- The words of Abraham Lincoln inspired U.S. Rep. John Mica's keynote speech at the 14th annual Lincoln-Reagan dinner hosted by The Republican Club of Ponte Vedra Beach on March 7. The affair at the Sawgrass Golf Resort & Spa, a Marriott Resort, attracted 200 Republicans, including St. Johns County officials: Property Appraiser Sharon Outland; Clerk of Courts Cheryl Strickland; commissioners Jay Morris, Cyndi Stevenson and Ron Sanchez; county Republican Executive Committee Chairman Harlan Mason; Republican Party of Florida Vice Chairman Lenny Curry and Jacksonville City Councilman Richard Clark. Club President Robert Champion emceed the event and introduced the preliminary speakers - retired U.S. Air Force Col. Michael McCalister, who gave a patriotic prelude to the evening; Kim Kendall, candidate for State House District 19, and former State House Majority Leader Adam Hasner.
Mica stepped down from the podium to the main floor to talk in an informal manner with the 200 Republicans at the dinner. Before moving on to serious topics, he began with a joke: "It was so cold in Washington this winter you actually saw some members of Congress with their hands in their own pockets." He praised new members of Congress as "a great group of freshmen, who have even taken on Republicans." The chairman of the House Transportation Committee didn't focus on transportation issues; he addressed national economic woes, pointing out that "the tables have turned [in Congress], and left a lot of carnage behind. ... This is no longer a matter of political one-upmanship; this is a threat to national security." He added, "I love to repeat the words of Lincoln, 'dependency begets servitude.'"
- The Peace Corps turned 50 on March 1. The First Coast Returned Peace Corps Volunteers celebrated with the opening of a memorabilia display at University of North Florida's Carpenter Library and an exhibit called "We All Need Peace" at UNF's Lufrano Intercultural Gallery.

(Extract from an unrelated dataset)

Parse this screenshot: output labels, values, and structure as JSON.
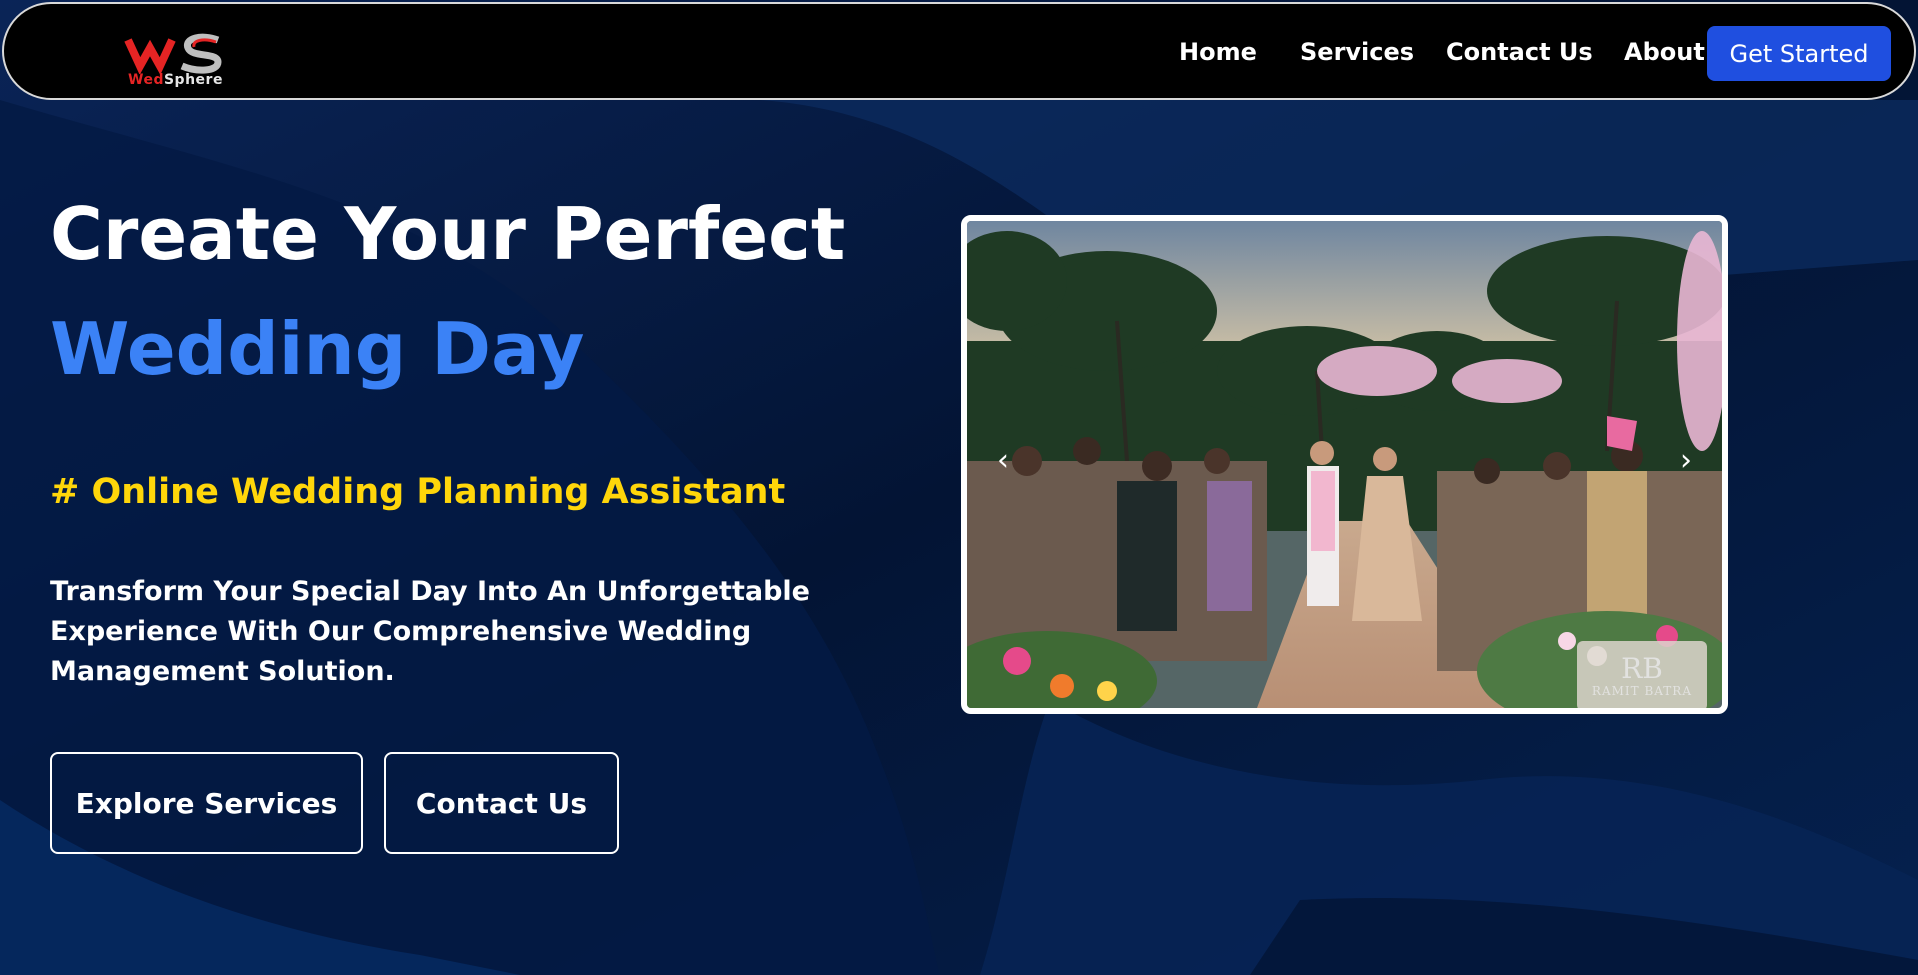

They also had a gala party at the University Center on March 5. The Carpenter exhibit runs through Monday, April 11, and the Lufrano show ends Monday, May 2.
President John F. Kennedy decreed in 1961: "The Peace Corps shall be responsible for the training and service abroad of men and women of the United States in new programs of assistance to nations and areas of the world." Since then, about 200,000 Peace Corps volunteers have served in 139 countries. Today, there are 8,655 volunteers in 77 countries.

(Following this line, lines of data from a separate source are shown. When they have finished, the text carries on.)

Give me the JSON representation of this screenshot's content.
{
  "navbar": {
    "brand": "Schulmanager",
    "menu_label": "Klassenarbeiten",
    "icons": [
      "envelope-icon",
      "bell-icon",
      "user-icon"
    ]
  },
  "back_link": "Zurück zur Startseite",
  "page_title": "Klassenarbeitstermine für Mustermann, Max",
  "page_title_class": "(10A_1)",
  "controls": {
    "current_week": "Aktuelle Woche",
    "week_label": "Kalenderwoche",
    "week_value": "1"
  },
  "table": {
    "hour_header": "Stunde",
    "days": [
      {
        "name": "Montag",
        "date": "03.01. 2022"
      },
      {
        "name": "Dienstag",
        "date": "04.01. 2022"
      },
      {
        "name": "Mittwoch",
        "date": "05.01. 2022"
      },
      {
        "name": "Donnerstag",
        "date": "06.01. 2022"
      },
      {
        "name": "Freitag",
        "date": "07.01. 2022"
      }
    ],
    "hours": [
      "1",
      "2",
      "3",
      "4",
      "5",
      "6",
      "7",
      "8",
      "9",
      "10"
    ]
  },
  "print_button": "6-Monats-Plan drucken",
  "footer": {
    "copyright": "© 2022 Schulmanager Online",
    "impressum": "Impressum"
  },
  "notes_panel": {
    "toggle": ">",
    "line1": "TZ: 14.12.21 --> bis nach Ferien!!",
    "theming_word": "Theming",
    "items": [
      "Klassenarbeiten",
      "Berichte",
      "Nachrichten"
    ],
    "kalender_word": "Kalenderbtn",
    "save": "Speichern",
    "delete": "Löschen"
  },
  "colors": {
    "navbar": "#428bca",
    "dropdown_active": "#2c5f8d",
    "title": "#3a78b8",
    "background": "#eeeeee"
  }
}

About 120 people attended the birthday party chaired by Bernadette Miron of Sawgrass Country Club. Returned Peace Corps volunteers included Bernadette's husband David Miron, Frank and Malinda Cotter of Sawgrass and Ponte Vedrans Alicia Linquist, Jerry Erickson and Carrie Fihe. Returned Peace Corps Volunteers President Michael Fackler presented Malinda Cotter with an award for being the earliest serving Peace Corps volunteer; she served as a nurse in St. Lucia in 1961. Linquist received an award for being the latest volunteer to return from service.
- In case you happen to have a close encounter with an extraterrestrial, they have alternately been described as little green men, or pale, skinny humanoids with lizard-like skin and big eyes. In truth, no one really knows what they look like or how big they are. They could be smaller than a grain of sand. A January 2010 Associated Press article reported that some people suspect there are alien microorganisms hiding on Earth. Arizona State University physicist Paul Davies said there are various life forms, many as small as tiny microbes that could be "right under our noses - or even in our noses." Yikes! All this time I thought it was pollen.